Go back to the shortlist
Boutique Manager of the Year: Equity
Ardevora keeps it nice and simple. It manages four global and UK equity funds by trying to exploit the irrational behaviour of company managers, investors and analysts. Its largest fund, the £584.5 million Ardevora Global Equity Fund, launched in 2011, has returned 20.79% for the year to June 30, compared to its IA Global TR benchmark of 6.68%. Its £291 million Ardevora Global Long-Only Equity Fund, returned 19.76% in the same timeframe versus the same benchmark. Meanwhile, its £150.8 million UK equity fund returned 9.87% compared to its IA UK All Companies benchmark, which recorded a loss of 4.10%. Completing the impressive performance line-up its UK income fund, with some £221.3 million in assets, returned 3.16% compared to its IA UK Equity Income TR benchmark which recorded a loss of 1.82%. The firm was founded in 2010 by fund managers Jeremy Lang and William Pattisson.
Terry Smith set up Fundsmith in 2010 partly in protest at the asset management industry. At the time he said: “If most funds had done well in the past 10 years we probably would not have created Fundsmith. But they haven’t.” Now six years later Smith has certainly proved his point against the mainstream asset management sector. The firm’s Fundsmith Equity Fund, which has swelled to £7.1 billion in assets, returned 31.85 % in the 12 months to June 30 compared to -2.19% for the MSCI World Index. Since the fund’s November 2010 inception it has returned a cumulative 169.3% net of fees, equating to an annualised return of 19.1%. Smith runs a concentrated portfolio of between 20 and 30 stocks which boasts an active share of 93%. He looks to invest in high quality, high certainty and resilient businesses for the long-term. Highlighting this, the year in which most of the companies he invests in were founded was 1912. Smith also set up the Fundsmith Emerging Equities Trust in June 2014. Since inception its net asset value is up 4% and 11.6% for the year to June 30.

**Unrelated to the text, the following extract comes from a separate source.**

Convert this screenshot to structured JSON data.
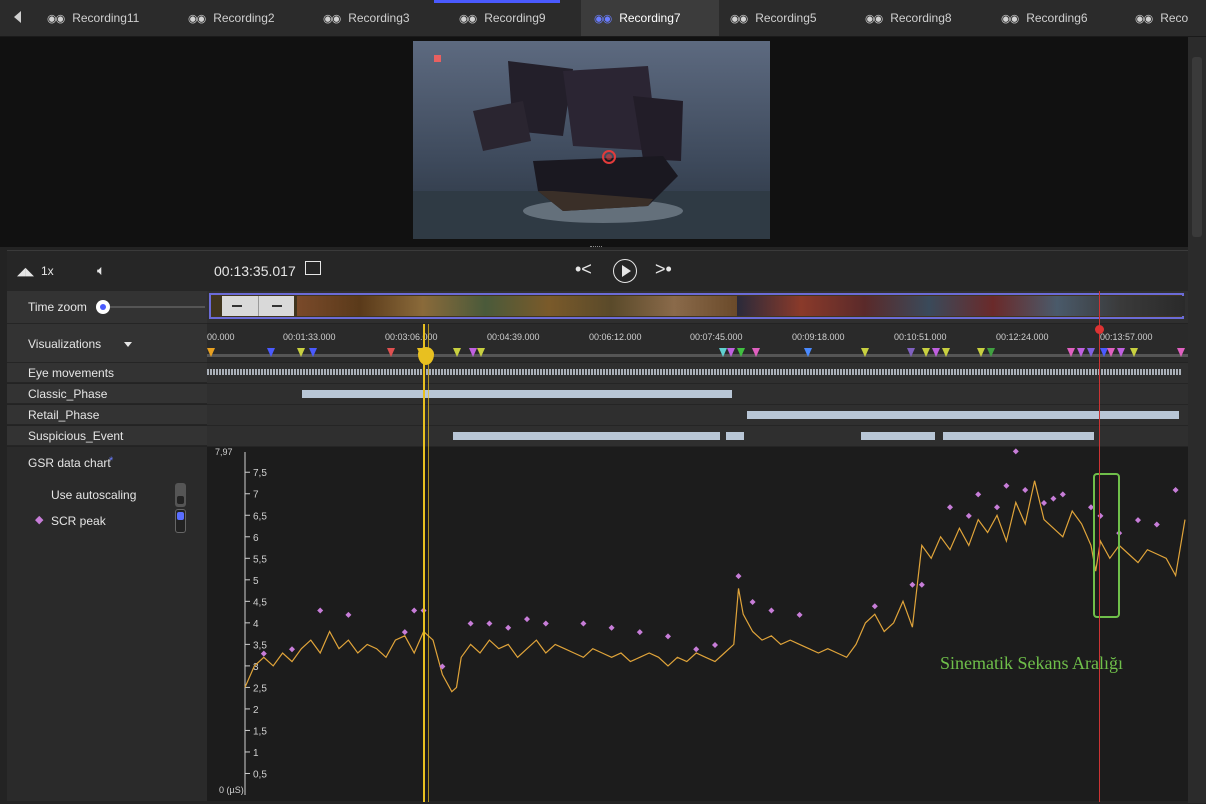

The clear winner of 2015’s boutique manager of the year category, Lindsell Train has continued doing what it does best – making money for its investors. Its £2.4 billion UK equity fund returned 6.6% in the year to June 30, 2016 compared to the FTSE All Share Index which delivered 2.2%. Its £1.6 billion global equity fund returned 18% in the same timeframe compared to the MSCI World Index which recorded 14.4%. Its other equity fund, its £84 million Japanese equity fund lost 7.9% in the period, however this still compares favourably to the 22% loss recorded by the fund’s benchmark. The Lindsell Train Investment Trust has seen its net asset value increase by 20.8% in the 12-month period, compared to the MSCI World Index increasing by 14.4%. The firm’s three investment principles are to run client money as it would its own, align its interests alongside its clients and to take the long view. The London-based firm was founded by Michael Lindsell and Nick Train, formerly of GT Management, in 2000.
Sanlam FOUR Investments
Sanlam FOUR has quietly gone about establishing itself as an exceptionally competent boutique equity manager. Founded by its chief executive Derrick Dunne alongside three ex-Schroders UK equities managers in 2006, the £4.8 billion fund manager, which does not impose an overall house style, has continued to build out its fund strategies. In particular, its global and recently launched US equity funds are already clocking up robust performance figures. The £95.3 million Stable Global Equity fund, set up in 2012, returned 3.5% in the year ended May 31, and positioned well for Brexit, posting 17.8% for the year ended June 30, well ahead of its CPI+6% target. The fund has also delivered an annualised return of 15.3% since inception, significantly eclipsing its target which has produced 6.7%. In similar fashion, its US Dividend Income fund, launched in December 2014, has returned 29% in sterling terms in the same 12-month period, while the MSCI North America index has generated 20%. The strategy, managed by Adour Sarkissian, had attracted assets of £96.6 million by June 30. In December 2014, Dunne and his team sold a majority stake in the firm to South African financial services group Sanlam.
Swiss asset manager Unigestion describes its equities strategy as “a Volvo in a world of Ferraris”. The firm says that rather than chase stocks that are likely to outperform, it seeks to avoid stocks that are likely to underperform in a bid to provide its clients with consistent returns and less volatility. The approach looks to have found favour with investors. In the year to May 31 the firm had net inflows into its equities range of €642 billion while total equity assets under management have increased from €8.4 billion at the end of 2014 to €10.3 billion by March 31, 2016. In the year to May 31, all of its long-only equity strategies have beaten their benchmarks net of fees, as well as delivered comparatively reduced volatility in the three years to May 31. Although its flagship €2.3 billion European equities fund, Uni-Global-Equities Europe, returned -4.86% net of fees in the year to May 31, it still outperformed its Stoxx Europe 600 benchmark by 5.76%. Its volatility was recorded as 13.56% over three years compared to its benchmark of 16.49% in the same period.